The cathedral-and-palace ensemble with its palace garden (Schlossgarten), Merseburg House of Trades with a cultural stage and the German Museum of Chemistry, Merseburg, all bear witness to Merseburg’s history. The Merseburg Palace Festival with the Historical Pageant, the International Palace-Moat Concerts, Merseburg Organ Days and the Puppet Show Festival Week are events celebrated every year.
- Thietmar of Merseburg, bishop and chronist
- Thilo of Trotha, bishop, known through the local legend of the raven
- Johannes Knolleisen, canon
- Ernst Haeckel, biologist
- Lucian Müller, classical scholar
- Klaus Tennstedt, conductor
- Elisabeth Schumann, singer
- Karl Adolph von Basedow, physician
- Jawed Karim, YouTube co-founder
Merseburg is twinned with:
- This article incorporates text from a publication now in the public domain: Chisholm, Hugh, ed. (1911). Encyclopædia Britannica (11th ed.). Cambridge University Press.
- "Bevölkerung der Gemeinden 31.12.2012". Statistisches Landesamt Sachsen-Anhalt (in German). January 2014.
- Eckardt Götz (1980) Schicksale deutscher Baudenkmale im zweiten Weltkrieg, Band 2, p. 332, Henschelverlag, Berlin
- Gemeinden 1994 und ihre Veränderungen seit 01.01.1948 in den neuen Ländern, Verlag Metzler-Poeschel, Stuttgart, 1995, ISBN 3-8246-0321-7, Herausgeber: Statistisches Bundesamt
- StBA: Änderungen bei den Gemeinden Deutschlands, siehe 2009, 1. Liste

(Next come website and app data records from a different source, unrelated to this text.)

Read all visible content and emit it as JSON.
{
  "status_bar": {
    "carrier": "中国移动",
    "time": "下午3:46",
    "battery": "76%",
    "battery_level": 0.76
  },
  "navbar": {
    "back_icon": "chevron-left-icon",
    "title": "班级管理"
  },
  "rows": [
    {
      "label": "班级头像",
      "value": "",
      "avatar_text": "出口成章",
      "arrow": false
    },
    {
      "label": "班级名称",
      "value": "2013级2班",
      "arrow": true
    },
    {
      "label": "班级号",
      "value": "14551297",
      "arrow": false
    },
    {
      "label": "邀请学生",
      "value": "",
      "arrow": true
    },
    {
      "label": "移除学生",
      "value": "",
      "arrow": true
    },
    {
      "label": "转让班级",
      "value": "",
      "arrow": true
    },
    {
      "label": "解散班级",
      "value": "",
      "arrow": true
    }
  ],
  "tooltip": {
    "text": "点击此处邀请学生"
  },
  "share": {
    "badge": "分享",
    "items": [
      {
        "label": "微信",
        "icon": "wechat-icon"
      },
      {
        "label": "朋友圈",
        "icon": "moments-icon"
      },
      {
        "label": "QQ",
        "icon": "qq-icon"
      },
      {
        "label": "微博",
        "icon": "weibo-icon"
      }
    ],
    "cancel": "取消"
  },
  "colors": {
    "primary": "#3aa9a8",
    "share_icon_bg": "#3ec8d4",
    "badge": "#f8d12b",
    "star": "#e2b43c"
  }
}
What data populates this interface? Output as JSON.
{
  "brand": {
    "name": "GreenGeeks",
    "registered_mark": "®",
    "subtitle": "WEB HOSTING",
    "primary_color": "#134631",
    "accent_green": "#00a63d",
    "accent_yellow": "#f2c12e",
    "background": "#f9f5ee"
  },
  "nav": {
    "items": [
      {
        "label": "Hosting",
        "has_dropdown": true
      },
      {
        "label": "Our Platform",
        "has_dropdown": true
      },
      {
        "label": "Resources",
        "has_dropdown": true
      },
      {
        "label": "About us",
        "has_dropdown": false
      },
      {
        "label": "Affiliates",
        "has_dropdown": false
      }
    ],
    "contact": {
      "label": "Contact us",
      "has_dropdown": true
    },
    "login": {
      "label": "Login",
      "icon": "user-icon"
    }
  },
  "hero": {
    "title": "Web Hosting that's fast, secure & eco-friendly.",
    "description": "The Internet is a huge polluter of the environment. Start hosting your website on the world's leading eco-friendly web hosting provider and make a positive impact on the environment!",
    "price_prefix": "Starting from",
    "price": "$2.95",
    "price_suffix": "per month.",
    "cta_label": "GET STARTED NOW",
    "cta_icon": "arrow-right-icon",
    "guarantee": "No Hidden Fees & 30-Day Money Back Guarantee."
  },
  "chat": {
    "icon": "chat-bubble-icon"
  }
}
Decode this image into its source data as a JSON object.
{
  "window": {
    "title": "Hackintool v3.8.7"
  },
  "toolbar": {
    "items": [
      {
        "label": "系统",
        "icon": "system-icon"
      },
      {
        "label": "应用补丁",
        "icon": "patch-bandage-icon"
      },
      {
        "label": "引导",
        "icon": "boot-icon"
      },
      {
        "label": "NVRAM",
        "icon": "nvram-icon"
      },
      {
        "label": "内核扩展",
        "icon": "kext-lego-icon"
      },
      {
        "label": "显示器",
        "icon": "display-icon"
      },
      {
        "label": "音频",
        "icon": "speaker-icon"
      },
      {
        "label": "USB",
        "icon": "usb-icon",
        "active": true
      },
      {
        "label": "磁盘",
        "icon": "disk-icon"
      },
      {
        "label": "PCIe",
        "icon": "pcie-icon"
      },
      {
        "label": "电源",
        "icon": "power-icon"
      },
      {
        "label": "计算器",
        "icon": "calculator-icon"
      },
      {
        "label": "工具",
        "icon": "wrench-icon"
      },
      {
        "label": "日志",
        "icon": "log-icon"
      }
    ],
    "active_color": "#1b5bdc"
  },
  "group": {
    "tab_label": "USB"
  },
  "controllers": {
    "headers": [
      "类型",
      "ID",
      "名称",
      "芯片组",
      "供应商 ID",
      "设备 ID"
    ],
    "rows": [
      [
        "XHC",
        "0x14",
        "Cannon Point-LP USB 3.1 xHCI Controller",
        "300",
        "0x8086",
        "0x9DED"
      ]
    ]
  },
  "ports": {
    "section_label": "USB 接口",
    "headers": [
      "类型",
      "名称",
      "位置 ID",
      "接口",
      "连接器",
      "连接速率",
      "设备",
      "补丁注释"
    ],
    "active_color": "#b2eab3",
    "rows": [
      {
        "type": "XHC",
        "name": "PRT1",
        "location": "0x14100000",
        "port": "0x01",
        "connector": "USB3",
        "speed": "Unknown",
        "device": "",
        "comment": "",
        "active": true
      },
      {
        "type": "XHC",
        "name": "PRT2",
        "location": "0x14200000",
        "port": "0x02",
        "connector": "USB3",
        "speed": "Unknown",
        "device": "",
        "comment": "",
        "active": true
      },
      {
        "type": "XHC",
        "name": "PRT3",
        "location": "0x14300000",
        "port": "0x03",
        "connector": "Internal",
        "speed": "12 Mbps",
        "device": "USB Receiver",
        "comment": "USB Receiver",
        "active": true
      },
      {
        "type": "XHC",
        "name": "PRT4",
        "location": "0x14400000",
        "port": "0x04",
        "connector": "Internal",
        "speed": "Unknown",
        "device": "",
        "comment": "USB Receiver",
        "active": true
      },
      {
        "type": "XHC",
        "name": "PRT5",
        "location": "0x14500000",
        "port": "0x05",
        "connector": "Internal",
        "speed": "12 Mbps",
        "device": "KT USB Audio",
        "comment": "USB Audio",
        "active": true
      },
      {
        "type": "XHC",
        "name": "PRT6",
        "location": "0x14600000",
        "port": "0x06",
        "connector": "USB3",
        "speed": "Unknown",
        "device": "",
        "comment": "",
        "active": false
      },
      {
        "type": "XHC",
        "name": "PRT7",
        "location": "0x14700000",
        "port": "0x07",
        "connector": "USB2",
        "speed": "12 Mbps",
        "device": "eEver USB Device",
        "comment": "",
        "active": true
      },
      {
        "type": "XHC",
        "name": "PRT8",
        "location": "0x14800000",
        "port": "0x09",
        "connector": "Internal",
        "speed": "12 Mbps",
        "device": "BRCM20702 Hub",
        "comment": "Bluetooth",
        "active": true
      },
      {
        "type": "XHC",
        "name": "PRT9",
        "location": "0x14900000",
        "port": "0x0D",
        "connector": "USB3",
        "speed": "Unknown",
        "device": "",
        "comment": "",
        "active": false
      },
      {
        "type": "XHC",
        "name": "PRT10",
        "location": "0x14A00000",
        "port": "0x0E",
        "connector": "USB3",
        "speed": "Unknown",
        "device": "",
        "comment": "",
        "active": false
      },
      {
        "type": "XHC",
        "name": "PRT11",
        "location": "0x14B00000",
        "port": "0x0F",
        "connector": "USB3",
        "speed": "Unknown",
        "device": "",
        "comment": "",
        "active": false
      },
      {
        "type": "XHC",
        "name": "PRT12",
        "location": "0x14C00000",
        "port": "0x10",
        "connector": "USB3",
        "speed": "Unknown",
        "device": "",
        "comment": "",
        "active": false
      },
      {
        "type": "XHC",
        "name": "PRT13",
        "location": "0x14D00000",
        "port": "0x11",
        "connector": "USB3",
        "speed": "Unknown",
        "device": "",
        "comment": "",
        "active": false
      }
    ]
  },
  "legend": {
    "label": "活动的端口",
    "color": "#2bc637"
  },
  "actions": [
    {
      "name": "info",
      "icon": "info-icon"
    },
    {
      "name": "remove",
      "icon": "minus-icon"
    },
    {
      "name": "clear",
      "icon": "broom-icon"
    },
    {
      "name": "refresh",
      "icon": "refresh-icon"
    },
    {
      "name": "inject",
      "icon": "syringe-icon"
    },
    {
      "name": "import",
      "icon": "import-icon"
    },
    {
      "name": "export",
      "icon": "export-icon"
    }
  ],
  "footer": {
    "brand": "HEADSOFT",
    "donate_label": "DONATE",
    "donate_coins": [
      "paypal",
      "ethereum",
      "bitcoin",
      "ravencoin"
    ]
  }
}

- StBA: Änderungen bei den Gemeinden Deutschlands, siehe 2010
|Wikimedia Commons has media related to Merseburg.|
- Official website (German)